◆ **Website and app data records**
Segment Open

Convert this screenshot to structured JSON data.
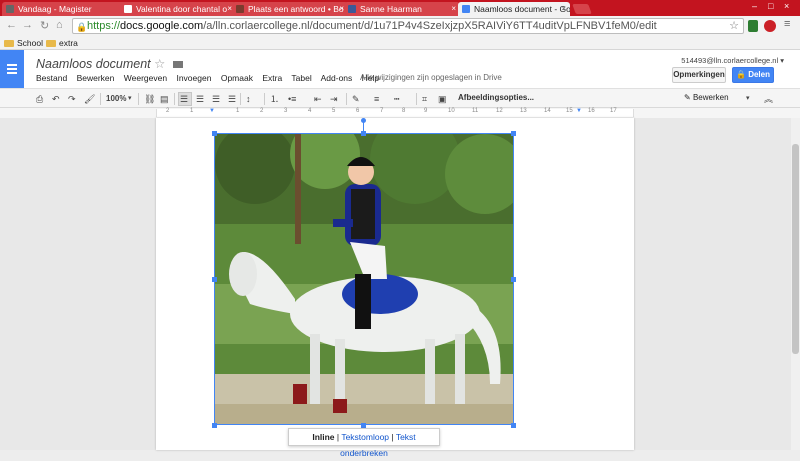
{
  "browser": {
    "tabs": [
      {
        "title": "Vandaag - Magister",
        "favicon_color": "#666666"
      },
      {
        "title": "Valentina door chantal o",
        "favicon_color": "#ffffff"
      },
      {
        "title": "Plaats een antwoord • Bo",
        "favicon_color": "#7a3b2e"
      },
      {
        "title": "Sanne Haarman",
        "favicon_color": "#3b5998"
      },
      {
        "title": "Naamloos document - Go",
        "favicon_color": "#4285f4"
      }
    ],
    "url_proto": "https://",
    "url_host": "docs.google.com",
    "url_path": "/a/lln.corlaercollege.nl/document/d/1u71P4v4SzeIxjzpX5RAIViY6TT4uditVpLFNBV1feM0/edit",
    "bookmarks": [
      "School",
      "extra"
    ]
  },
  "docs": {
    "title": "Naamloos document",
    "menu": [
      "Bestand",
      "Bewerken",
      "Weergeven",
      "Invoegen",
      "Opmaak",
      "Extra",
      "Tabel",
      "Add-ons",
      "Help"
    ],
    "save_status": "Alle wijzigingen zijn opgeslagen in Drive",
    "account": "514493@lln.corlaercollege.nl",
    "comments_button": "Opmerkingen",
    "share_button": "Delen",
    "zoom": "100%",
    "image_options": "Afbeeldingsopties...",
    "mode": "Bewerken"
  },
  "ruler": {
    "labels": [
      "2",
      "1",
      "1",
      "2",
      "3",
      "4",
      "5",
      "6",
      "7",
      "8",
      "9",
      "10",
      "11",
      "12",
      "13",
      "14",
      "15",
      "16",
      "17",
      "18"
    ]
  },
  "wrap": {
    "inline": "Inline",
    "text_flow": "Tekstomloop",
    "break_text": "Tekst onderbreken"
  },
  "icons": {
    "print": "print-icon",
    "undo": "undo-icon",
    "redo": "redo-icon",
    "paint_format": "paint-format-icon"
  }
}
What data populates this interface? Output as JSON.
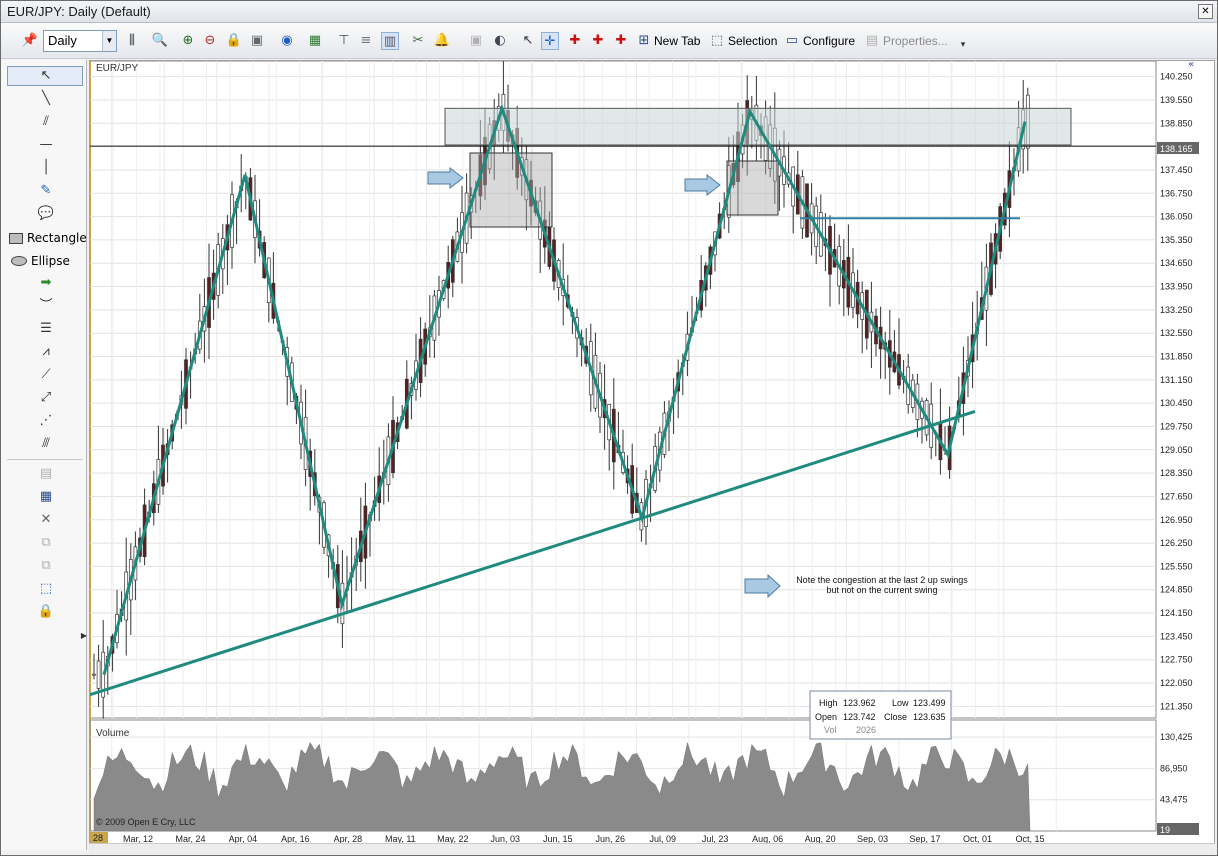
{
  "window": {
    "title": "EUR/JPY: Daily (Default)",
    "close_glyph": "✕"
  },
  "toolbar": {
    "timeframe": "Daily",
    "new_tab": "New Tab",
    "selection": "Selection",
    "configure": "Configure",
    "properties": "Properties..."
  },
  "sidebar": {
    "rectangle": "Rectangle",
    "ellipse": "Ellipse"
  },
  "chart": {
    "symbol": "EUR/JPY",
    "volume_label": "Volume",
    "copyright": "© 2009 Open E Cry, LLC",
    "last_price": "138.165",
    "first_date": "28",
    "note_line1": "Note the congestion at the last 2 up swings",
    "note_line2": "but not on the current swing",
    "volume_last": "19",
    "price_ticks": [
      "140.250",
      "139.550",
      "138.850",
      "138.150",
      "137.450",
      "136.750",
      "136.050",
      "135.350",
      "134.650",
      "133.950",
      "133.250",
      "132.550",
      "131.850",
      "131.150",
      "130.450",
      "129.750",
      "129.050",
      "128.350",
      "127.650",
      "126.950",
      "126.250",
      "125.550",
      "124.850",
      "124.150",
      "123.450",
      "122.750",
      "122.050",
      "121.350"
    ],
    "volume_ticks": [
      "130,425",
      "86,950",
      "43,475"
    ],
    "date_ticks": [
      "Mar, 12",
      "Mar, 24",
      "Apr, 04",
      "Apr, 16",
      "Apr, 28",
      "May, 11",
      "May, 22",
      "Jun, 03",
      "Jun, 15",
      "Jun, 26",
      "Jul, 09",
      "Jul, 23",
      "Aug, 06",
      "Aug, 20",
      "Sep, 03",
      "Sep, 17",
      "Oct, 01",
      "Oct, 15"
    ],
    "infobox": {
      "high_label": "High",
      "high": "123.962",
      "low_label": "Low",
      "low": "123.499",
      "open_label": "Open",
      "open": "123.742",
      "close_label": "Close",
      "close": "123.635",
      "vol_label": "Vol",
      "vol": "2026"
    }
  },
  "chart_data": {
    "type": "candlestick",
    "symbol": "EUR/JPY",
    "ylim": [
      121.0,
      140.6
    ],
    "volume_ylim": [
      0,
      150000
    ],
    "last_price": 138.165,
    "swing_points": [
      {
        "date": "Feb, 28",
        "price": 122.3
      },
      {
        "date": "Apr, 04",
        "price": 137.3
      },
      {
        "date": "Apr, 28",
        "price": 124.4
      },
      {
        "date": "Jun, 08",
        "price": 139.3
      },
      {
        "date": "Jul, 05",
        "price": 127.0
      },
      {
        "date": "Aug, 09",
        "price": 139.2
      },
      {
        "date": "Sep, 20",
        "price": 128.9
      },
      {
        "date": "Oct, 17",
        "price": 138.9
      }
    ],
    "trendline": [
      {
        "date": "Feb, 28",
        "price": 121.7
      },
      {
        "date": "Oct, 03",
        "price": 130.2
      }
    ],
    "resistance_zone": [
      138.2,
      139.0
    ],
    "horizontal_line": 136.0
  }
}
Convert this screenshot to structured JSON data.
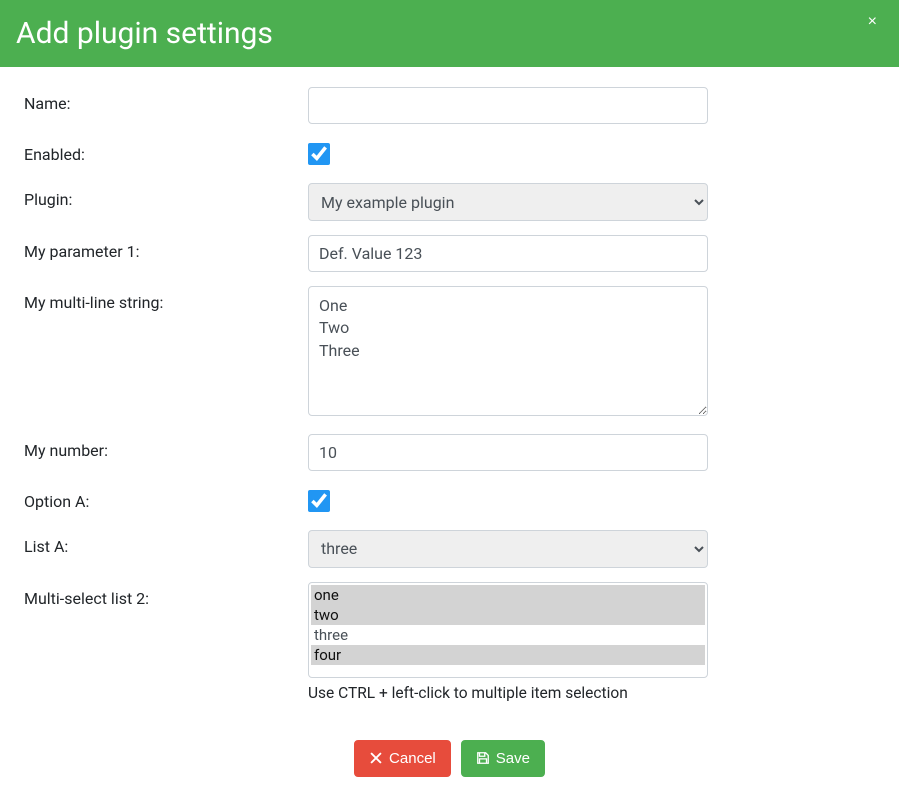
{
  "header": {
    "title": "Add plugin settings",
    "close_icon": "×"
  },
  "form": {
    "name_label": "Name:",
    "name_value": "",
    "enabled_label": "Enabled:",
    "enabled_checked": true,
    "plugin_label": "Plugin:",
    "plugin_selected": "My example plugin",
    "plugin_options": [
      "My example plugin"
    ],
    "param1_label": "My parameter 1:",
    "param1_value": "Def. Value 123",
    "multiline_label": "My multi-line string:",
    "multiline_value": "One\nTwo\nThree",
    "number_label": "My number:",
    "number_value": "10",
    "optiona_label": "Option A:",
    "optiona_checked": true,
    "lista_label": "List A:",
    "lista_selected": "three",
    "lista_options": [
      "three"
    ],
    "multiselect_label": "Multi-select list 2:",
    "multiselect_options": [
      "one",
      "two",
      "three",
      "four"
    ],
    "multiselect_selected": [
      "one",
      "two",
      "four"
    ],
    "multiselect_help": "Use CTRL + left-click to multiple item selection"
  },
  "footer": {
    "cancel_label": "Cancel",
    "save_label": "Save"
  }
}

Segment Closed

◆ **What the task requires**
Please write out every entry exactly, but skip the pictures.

◆ **Written reply**
Convert this screenshot to structured JSON data.
{
  "browser": {
    "tabs": [
      {
        "title": "Vandaag - Magister",
        "favicon_color": "#666666"
      },
      {
        "title": "Valentina door chantal o",
        "favicon_color": "#ffffff"
      },
      {
        "title": "Plaats een antwoord • Bo",
        "favicon_color": "#7a3b2e"
      },
      {
        "title": "Sanne Haarman",
        "favicon_color": "#3b5998"
      },
      {
        "title": "Naamloos document - Go",
        "favicon_color": "#4285f4"
      }
    ],
    "url_proto": "https://",
    "url_host": "docs.google.com",
    "url_path": "/a/lln.corlaercollege.nl/document/d/1u71P4v4SzeIxjzpX5RAIViY6TT4uditVpLFNBV1feM0/edit",
    "bookmarks": [
      "School",
      "extra"
    ]
  },
  "docs": {
    "title": "Naamloos document",
    "menu": [
      "Bestand",
      "Bewerken",
      "Weergeven",
      "Invoegen",
      "Opmaak",
      "Extra",
      "Tabel",
      "Add-ons",
      "Help"
    ],
    "save_status": "Alle wijzigingen zijn opgeslagen in Drive",
    "account": "514493@lln.corlaercollege.nl",
    "comments_button": "Opmerkingen",
    "share_button": "Delen",
    "zoom": "100%",
    "image_options": "Afbeeldingsopties...",
    "mode": "Bewerken"
  },
  "ruler": {
    "labels": [
      "2",
      "1",
      "1",
      "2",
      "3",
      "4",
      "5",
      "6",
      "7",
      "8",
      "9",
      "10",
      "11",
      "12",
      "13",
      "14",
      "15",
      "16",
      "17",
      "18"
    ]
  },
  "wrap": {
    "inline": "Inline",
    "text_flow": "Tekstomloop",
    "break_text": "Tekst onderbreken"
  },
  "icons": {
    "print": "print-icon",
    "undo": "undo-icon",
    "redo": "redo-icon",
    "paint_format": "paint-format-icon"
  }
}
What data populates this interface? Output as JSON.
{
  "window": {
    "title": "EUR/JPY: Daily (Default)",
    "close_glyph": "✕"
  },
  "toolbar": {
    "timeframe": "Daily",
    "new_tab": "New Tab",
    "selection": "Selection",
    "configure": "Configure",
    "properties": "Properties..."
  },
  "sidebar": {
    "rectangle": "Rectangle",
    "ellipse": "Ellipse"
  },
  "chart": {
    "symbol": "EUR/JPY",
    "volume_label": "Volume",
    "copyright": "© 2009 Open E Cry, LLC",
    "last_price": "138.165",
    "first_date": "28",
    "note_line1": "Note the congestion at the last 2 up swings",
    "note_line2": "but not on the current swing",
    "volume_last": "19",
    "price_ticks": [
      "140.250",
      "139.550",
      "138.850",
      "138.150",
      "137.450",
      "136.750",
      "136.050",
      "135.350",
      "134.650",
      "133.950",
      "133.250",
      "132.550",
      "131.850",
      "131.150",
      "130.450",
      "129.750",
      "129.050",
      "128.350",
      "127.650",
      "126.950",
      "126.250",
      "125.550",
      "124.850",
      "124.150",
      "123.450",
      "122.750",
      "122.050",
      "121.350"
    ],
    "volume_ticks": [
      "130,425",
      "86,950",
      "43,475"
    ],
    "date_ticks": [
      "Mar, 12",
      "Mar, 24",
      "Apr, 04",
      "Apr, 16",
      "Apr, 28",
      "May, 11",
      "May, 22",
      "Jun, 03",
      "Jun, 15",
      "Jun, 26",
      "Jul, 09",
      "Jul, 23",
      "Aug, 06",
      "Aug, 20",
      "Sep, 03",
      "Sep, 17",
      "Oct, 01",
      "Oct, 15"
    ],
    "infobox": {
      "high_label": "High",
      "high": "123.962",
      "low_label": "Low",
      "low": "123.499",
      "open_label": "Open",
      "open": "123.742",
      "close_label": "Close",
      "close": "123.635",
      "vol_label": "Vol",
      "vol": "2026"
    }
  },
  "chart_data": {
    "type": "candlestick",
    "symbol": "EUR/JPY",
    "ylim": [
      121.0,
      140.6
    ],
    "volume_ylim": [
      0,
      150000
    ],
    "last_price": 138.165,
    "swing_points": [
      {
        "date": "Feb, 28",
        "price": 122.3
      },
      {
        "date": "Apr, 04",
        "price": 137.3
      },
      {
        "date": "Apr, 28",
        "price": 124.4
      },
      {
        "date": "Jun, 08",
        "price": 139.3
      },
      {
        "date": "Jul, 05",
        "price": 127.0
      },
      {
        "date": "Aug, 09",
        "price": 139.2
      },
      {
        "date": "Sep, 20",
        "price": 128.9
      },
      {
        "date": "Oct, 17",
        "price": 138.9
      }
    ],
    "trendline": [
      {
        "date": "Feb, 28",
        "price": 121.7
      },
      {
        "date": "Oct, 03",
        "price": 130.2
      }
    ],
    "resistance_zone": [
      138.2,
      139.0
    ],
    "horizontal_line": 136.0
  }
}
Convert this screenshot to structured JSON data.
{
  "header": {
    "title": "Add plugin settings",
    "close_icon": "×"
  },
  "form": {
    "name_label": "Name:",
    "name_value": "",
    "enabled_label": "Enabled:",
    "enabled_checked": true,
    "plugin_label": "Plugin:",
    "plugin_selected": "My example plugin",
    "plugin_options": [
      "My example plugin"
    ],
    "param1_label": "My parameter 1:",
    "param1_value": "Def. Value 123",
    "multiline_label": "My multi-line string:",
    "multiline_value": "One\nTwo\nThree",
    "number_label": "My number:",
    "number_value": "10",
    "optiona_label": "Option A:",
    "optiona_checked": true,
    "lista_label": "List A:",
    "lista_selected": "three",
    "lista_options": [
      "three"
    ],
    "multiselect_label": "Multi-select list 2:",
    "multiselect_options": [
      "one",
      "two",
      "three",
      "four"
    ],
    "multiselect_selected": [
      "one",
      "two",
      "four"
    ],
    "multiselect_help": "Use CTRL + left-click to multiple item selection"
  },
  "footer": {
    "cancel_label": "Cancel",
    "save_label": "Save"
  }
}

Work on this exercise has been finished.